    • modified fatigue impact scale
    • balance tests
    • quality of life scales
  36. significant problems patients have:
    • gait
    • balance
    • fatigue
    • spasticity
  37. People w/ MS fall an average of __ times per year.
  38. common gait abnormalities:
    • decreased velocity
    • reduced stride length
    • increased double limb support
    • asymmetry
    • early fatigue onset compared to healthy controls
    • impaired timing of muscle firing
    • alterations in normal ankle motion
  39. Rehab programs can reduce disability in people w/ MS:
    • balance rehab consisting of sensory and motor strategies reduced falls and improved balance skills in a pilot study
    • aerobic treadmill training increased walking speed and endurance w/ no reported increase in fatigue; however training effects were not lasting in a study
    • Locomotor training using body weight supported treadmill training decreased spasticity and improved strength, endurance, balance, walking speed, and QoL in a pilot study
  40. MS and Aerobic Exercise:
    • no evidence of detrimental effects of neurological status or disease activity
    • huge improvements in aerobic quality, strength, functional mobility fatigue, and QoL results
  41. MS and resisted exercise training:
    • no evidence of detrimental effects on muscle neurological status or disease activity
    • huge improvements in strength, functional mobility, fatigue, and QoL
  42. Parameters for Aerobic Activity:
    • 20-60 min per session
    • 3-5 times/week
    • multiple shorter bouts of aerobic activity may assist people w/ low capacity
  43. Parameters for resistance training:
    • 4-10 total exercises
    • 1 set, 15-20 reps (endurance)
    • 2-3 days per week
    • protect severely weak mm w/ splints or AFOs
    • carefully monitor strength changes in at risk pts
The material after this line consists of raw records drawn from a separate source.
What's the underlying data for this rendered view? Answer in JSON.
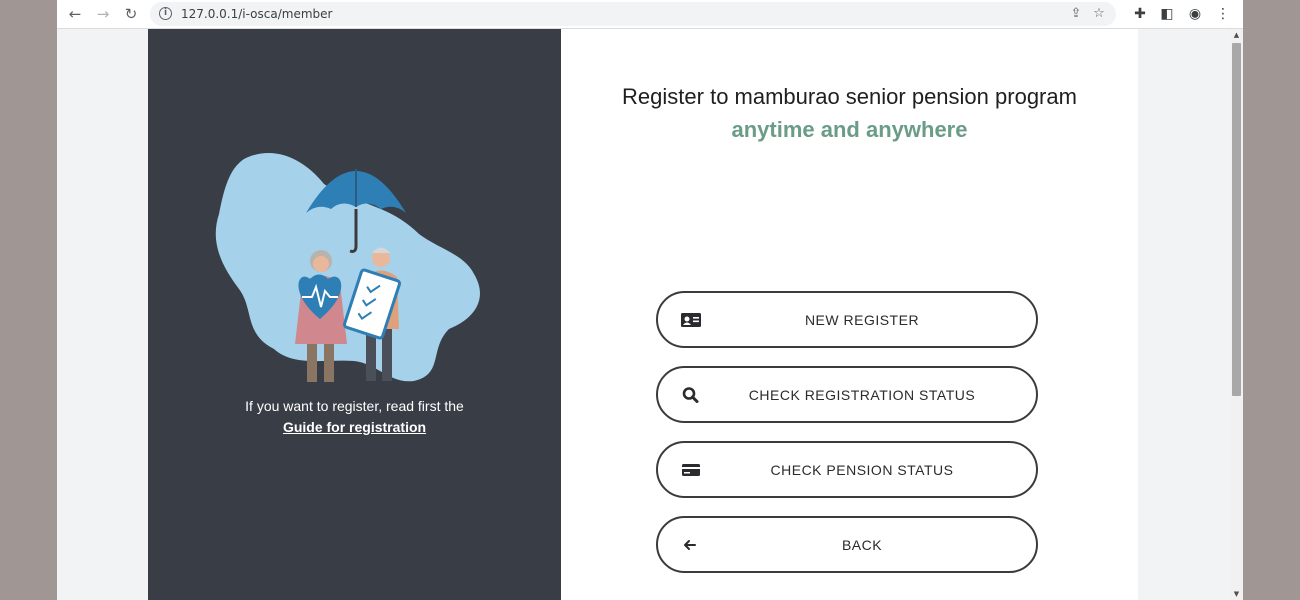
{
  "browser": {
    "url": "127.0.0.1/i-osca/member"
  },
  "page": {
    "heading": "Register to mamburao senior pension program",
    "subheading": "anytime and anywhere",
    "guide_text": "If you want to register, read first the",
    "guide_link": "Guide for registration",
    "buttons": [
      {
        "label": "NEW REGISTER",
        "icon": "id-card-icon"
      },
      {
        "label": "CHECK REGISTRATION STATUS",
        "icon": "search-icon"
      },
      {
        "label": "CHECK PENSION STATUS",
        "icon": "credit-card-icon"
      },
      {
        "label": "BACK",
        "icon": "arrow-left-icon"
      }
    ]
  },
  "colors": {
    "left_panel": "#393d46",
    "accent_green": "#6a9c87",
    "page_background": "#a09694"
  }
}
  44. Parameters for flexibility exercise:
    • 2-3 days/wk of stretching major mm
    • stretch tight mm daily
    • use splints, casts, and dynamic splints